Repeat every line below exactly as it reads.
START Information given
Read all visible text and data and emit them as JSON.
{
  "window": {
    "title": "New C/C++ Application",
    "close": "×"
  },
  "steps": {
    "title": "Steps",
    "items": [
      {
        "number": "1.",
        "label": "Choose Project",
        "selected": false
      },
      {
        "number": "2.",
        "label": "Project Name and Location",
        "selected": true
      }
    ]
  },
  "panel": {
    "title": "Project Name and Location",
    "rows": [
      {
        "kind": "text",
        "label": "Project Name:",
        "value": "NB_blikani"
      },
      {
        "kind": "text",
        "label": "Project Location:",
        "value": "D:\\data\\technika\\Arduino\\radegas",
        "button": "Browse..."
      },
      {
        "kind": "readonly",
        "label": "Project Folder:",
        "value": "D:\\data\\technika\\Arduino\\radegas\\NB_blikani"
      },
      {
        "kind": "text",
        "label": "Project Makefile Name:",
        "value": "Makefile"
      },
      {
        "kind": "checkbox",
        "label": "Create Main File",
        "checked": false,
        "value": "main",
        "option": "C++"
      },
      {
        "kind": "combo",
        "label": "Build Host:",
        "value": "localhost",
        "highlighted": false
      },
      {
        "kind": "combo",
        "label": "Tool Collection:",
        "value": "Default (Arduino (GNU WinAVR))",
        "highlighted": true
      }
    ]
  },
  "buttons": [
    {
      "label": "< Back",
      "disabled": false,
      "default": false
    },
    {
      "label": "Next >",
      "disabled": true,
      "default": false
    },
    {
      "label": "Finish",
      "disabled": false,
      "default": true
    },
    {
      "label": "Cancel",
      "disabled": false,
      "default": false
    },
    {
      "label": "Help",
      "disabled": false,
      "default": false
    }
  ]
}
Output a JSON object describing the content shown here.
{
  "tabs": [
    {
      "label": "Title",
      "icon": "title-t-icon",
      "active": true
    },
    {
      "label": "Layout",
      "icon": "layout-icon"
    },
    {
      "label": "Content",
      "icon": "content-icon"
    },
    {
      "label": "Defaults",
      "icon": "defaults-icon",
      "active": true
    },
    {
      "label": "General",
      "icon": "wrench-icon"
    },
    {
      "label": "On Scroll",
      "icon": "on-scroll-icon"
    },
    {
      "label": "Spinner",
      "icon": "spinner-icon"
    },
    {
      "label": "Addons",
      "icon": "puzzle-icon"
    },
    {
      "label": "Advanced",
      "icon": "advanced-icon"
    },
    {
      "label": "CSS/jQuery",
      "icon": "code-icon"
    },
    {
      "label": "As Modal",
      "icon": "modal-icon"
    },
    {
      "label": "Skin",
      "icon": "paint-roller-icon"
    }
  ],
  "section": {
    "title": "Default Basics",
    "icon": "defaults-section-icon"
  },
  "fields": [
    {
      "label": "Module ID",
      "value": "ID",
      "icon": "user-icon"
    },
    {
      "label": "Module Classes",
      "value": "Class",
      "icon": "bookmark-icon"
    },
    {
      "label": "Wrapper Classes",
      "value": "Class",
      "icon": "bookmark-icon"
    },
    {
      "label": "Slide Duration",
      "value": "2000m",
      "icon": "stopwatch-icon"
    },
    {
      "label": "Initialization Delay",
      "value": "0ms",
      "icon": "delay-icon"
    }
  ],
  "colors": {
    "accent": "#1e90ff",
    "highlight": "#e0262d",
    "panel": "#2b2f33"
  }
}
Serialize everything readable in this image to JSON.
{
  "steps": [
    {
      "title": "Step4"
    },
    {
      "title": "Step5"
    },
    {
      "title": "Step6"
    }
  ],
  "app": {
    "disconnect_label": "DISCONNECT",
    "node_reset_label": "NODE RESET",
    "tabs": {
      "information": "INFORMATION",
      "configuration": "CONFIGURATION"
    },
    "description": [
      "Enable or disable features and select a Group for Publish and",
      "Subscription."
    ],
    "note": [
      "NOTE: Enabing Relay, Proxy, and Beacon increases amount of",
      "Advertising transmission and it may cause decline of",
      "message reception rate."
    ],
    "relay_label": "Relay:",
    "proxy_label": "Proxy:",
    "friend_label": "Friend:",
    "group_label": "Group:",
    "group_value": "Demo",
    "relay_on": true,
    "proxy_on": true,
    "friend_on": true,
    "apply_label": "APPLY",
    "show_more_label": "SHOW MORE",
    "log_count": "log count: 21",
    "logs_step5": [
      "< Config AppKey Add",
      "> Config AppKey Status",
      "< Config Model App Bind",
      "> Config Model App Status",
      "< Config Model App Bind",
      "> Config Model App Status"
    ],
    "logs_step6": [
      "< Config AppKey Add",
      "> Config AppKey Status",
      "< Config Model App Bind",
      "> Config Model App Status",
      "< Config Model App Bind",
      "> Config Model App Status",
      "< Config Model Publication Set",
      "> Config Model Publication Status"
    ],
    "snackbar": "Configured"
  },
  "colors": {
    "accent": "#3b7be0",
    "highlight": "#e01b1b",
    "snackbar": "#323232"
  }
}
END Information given
## [Your response]
Read all visible text and data and emit them as JSON.
{
  "window": {
    "title": "New C/C++ Application",
    "close": "×"
  },
  "steps": {
    "title": "Steps",
    "items": [
      {
        "number": "1.",
        "label": "Choose Project",
        "selected": false
      },
      {
        "number": "2.",
        "label": "Project Name and Location",
        "selected": true
      }
    ]
  },
  "panel": {
    "title": "Project Name and Location",
    "rows": [
      {
        "kind": "text",
        "label": "Project Name:",
        "value": "NB_blikani"
      },
      {
        "kind": "text",
        "label": "Project Location:",
        "value": "D:\\data\\technika\\Arduino\\radegas",
        "button": "Browse..."
      },
      {
        "kind": "readonly",
        "label": "Project Folder:",
        "value": "D:\\data\\technika\\Arduino\\radegas\\NB_blikani"
      },
      {
        "kind": "text",
        "label": "Project Makefile Name:",
        "value": "Makefile"
      },
      {
        "kind": "checkbox",
        "label": "Create Main File",
        "checked": false,
        "value": "main",
        "option": "C++"
      },
      {
        "kind": "combo",
        "label": "Build Host:",
        "value": "localhost",
        "highlighted": false
      },
      {
        "kind": "combo",
        "label": "Tool Collection:",
        "value": "Default (Arduino (GNU WinAVR))",
        "highlighted": true
      }
    ]
  },
  "buttons": [
    {
      "label": "< Back",
      "disabled": false,
      "default": false
    },
    {
      "label": "Next >",
      "disabled": true,
      "default": false
    },
    {
      "label": "Finish",
      "disabled": false,
      "default": true
    },
    {
      "label": "Cancel",
      "disabled": false,
      "default": false
    },
    {
      "label": "Help",
      "disabled": false,
      "default": false
    }
  ]
}
Output a JSON object describing the content shown here.
{
  "tabs": [
    {
      "label": "Title",
      "icon": "title-t-icon",
      "active": true
    },
    {
      "label": "Layout",
      "icon": "layout-icon"
    },
    {
      "label": "Content",
      "icon": "content-icon"
    },
    {
      "label": "Defaults",
      "icon": "defaults-icon",
      "active": true
    },
    {
      "label": "General",
      "icon": "wrench-icon"
    },
    {
      "label": "On Scroll",
      "icon": "on-scroll-icon"
    },
    {
      "label": "Spinner",
      "icon": "spinner-icon"
    },
    {
      "label": "Addons",
      "icon": "puzzle-icon"
    },
    {
      "label": "Advanced",
      "icon": "advanced-icon"
    },
    {
      "label": "CSS/jQuery",
      "icon": "code-icon"
    },
    {
      "label": "As Modal",
      "icon": "modal-icon"
    },
    {
      "label": "Skin",
      "icon": "paint-roller-icon"
    }
  ],
  "section": {
    "title": "Default Basics",
    "icon": "defaults-section-icon"
  },
  "fields": [
    {
      "label": "Module ID",
      "value": "ID",
      "icon": "user-icon"
    },
    {
      "label": "Module Classes",
      "value": "Class",
      "icon": "bookmark-icon"
    },
    {
      "label": "Wrapper Classes",
      "value": "Class",
      "icon": "bookmark-icon"
    },
    {
      "label": "Slide Duration",
      "value": "2000m",
      "icon": "stopwatch-icon"
    },
    {
      "label": "Initialization Delay",
      "value": "0ms",
      "icon": "delay-icon"
    }
  ],
  "colors": {
    "accent": "#1e90ff",
    "highlight": "#e0262d",
    "panel": "#2b2f33"
  }
}
Serialize everything readable in this image to JSON.
{
  "steps": [
    {
      "title": "Step4"
    },
    {
      "title": "Step5"
    },
    {
      "title": "Step6"
    }
  ],
  "app": {
    "disconnect_label": "DISCONNECT",
    "node_reset_label": "NODE RESET",
    "tabs": {
      "information": "INFORMATION",
      "configuration": "CONFIGURATION"
    },
    "description": [
      "Enable or disable features and select a Group for Publish and",
      "Subscription."
    ],
    "note": [
      "NOTE: Enabing Relay, Proxy, and Beacon increases amount of",
      "Advertising transmission and it may cause decline of",
      "message reception rate."
    ],
    "relay_label": "Relay:",
    "proxy_label": "Proxy:",
    "friend_label": "Friend:",
    "group_label": "Group:",
    "group_value": "Demo",
    "relay_on": true,
    "proxy_on": true,
    "friend_on": true,
    "apply_label": "APPLY",
    "show_more_label": "SHOW MORE",
    "log_count": "log count: 21",
    "logs_step5": [
      "< Config AppKey Add",
      "> Config AppKey Status",
      "< Config Model App Bind",
      "> Config Model App Status",
      "< Config Model App Bind",
      "> Config Model App Status"
    ],
    "logs_step6": [
      "< Config AppKey Add",
      "> Config AppKey Status",
      "< Config Model App Bind",
      "> Config Model App Status",
      "< Config Model App Bind",
      "> Config Model App Status",
      "< Config Model Publication Set",
      "> Config Model Publication Status"
    ],
    "snackbar": "Configured"
  },
  "colors": {
    "accent": "#3b7be0",
    "highlight": "#e01b1b",
    "snackbar": "#323232"
  }
}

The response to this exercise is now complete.